Figuring out your wedding budget can be stressful, but don't worry! Whether you're dreaming of a lavish hotel soiree or an intimate garden affair, answering these questions will help you figure out how much to spend to make it happen—and make it yours.
Who's paying for the wedding?
Communication is key: Discuss with your families about who will be paying for what. While some couples' families will still pick up the entire tab, other couples are covering the cost themselves. On average, according to our 2016 Real Weddings Study, the bride's parents cover 44 percent of the wedding, the bride and groom cover 42 percent and the groom's parents cover 13 percent.
So, how should you broach the subject? For many couples, talking to each family separately is the best way to have an open and productive discussion. Here are some guidelines to help you and your families determine an initial budget:
- Ask both sets of parents to commit to a specific dollar amount, and then add up all the contributions to create your budget.
- Alternatively, ask each set of parents to finance a particular aspect of the wedding (such as the ceremony, honeymoon or catering).
- Decide how much you and your fiancé can contribute.
How much do you actually need for the wedding?
Just like buying shoes, an apartment or a pair of jeans, when it comes to financing a wedding, you should determine how much you need to spend for what you want. Depending on your personal preferences and budget needs, you'll want to decide which elements of your wedding to prioritize—basically, what to save on and what to splurge on. Then, set your expectations accordingly. Here are some helpful stats to give you a general idea of how couples typically allocate their budget:
The average cost of a wedding is just over $35,000 (excluding the honeymoon).
- Here is a basic breakdown of what you can expect to pay:
Wedding Rings: 2%–3%
- To avoid stress, allot about 5% of your budget for a "just-in-case" fund.
- And definitely don't forget to budget for your honeymoon if you're covering it yourselves!
How much should you save for the wedding?
As soon as you're engaged , start putting aside as much of your income as you can for the wedding. Saving 20 percent of your monthly income is a good, albeit challenging, goal. The longer your engagement, the more you'll be able to put away.
- Ways to save: Limit your spending on small stuff (rent movies instead of going to the theater; switch from a twice-a-day latte run to once—or make your coffee at home; hit the trails for a run or bike ride instead of taking costly workout classes). These changes will hardly affect your quality of life, but after a year, the extra cash will help cover some wedding essentials.

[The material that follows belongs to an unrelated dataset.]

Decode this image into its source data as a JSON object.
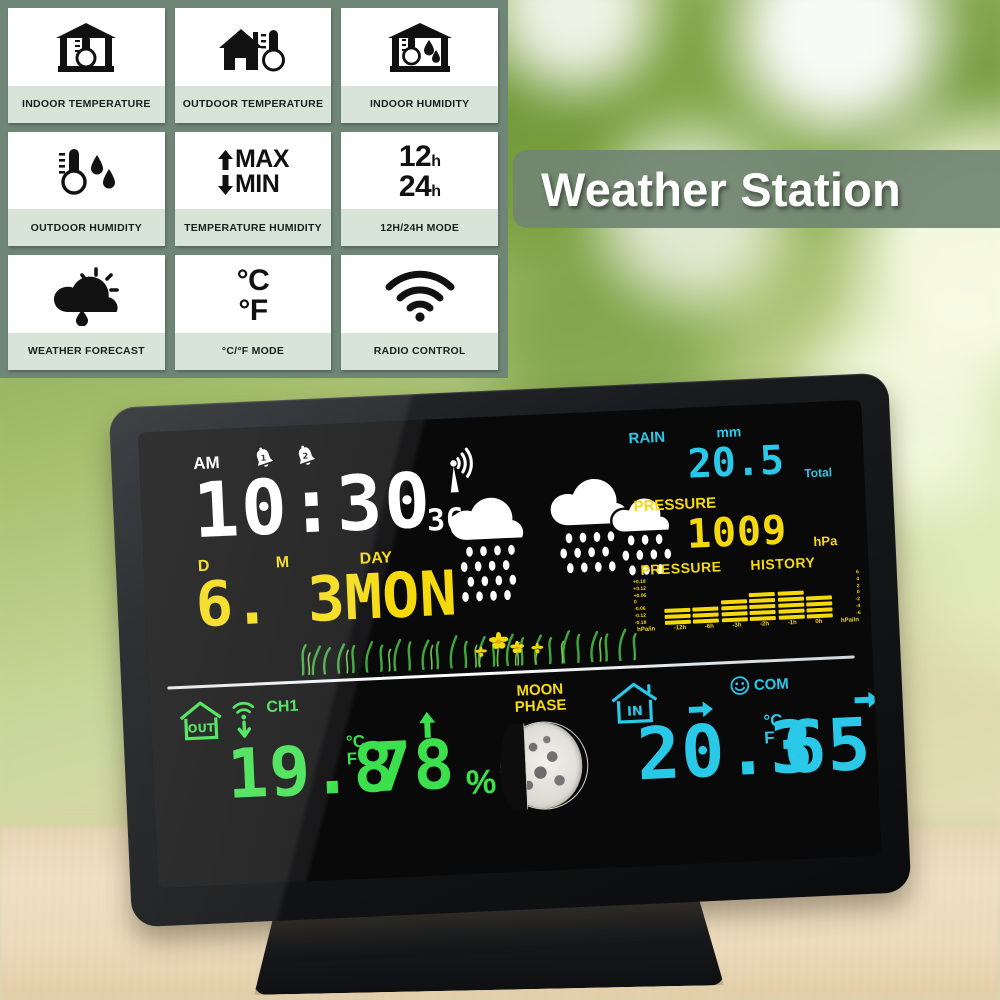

- Make the most of your money: Instead of stashing your money in a low-interest savings account, consider buying certificates of deposit (CDs) or opening a money market account. The interest rate can be double that of a savings account. Just check the fine print to avoid penalties.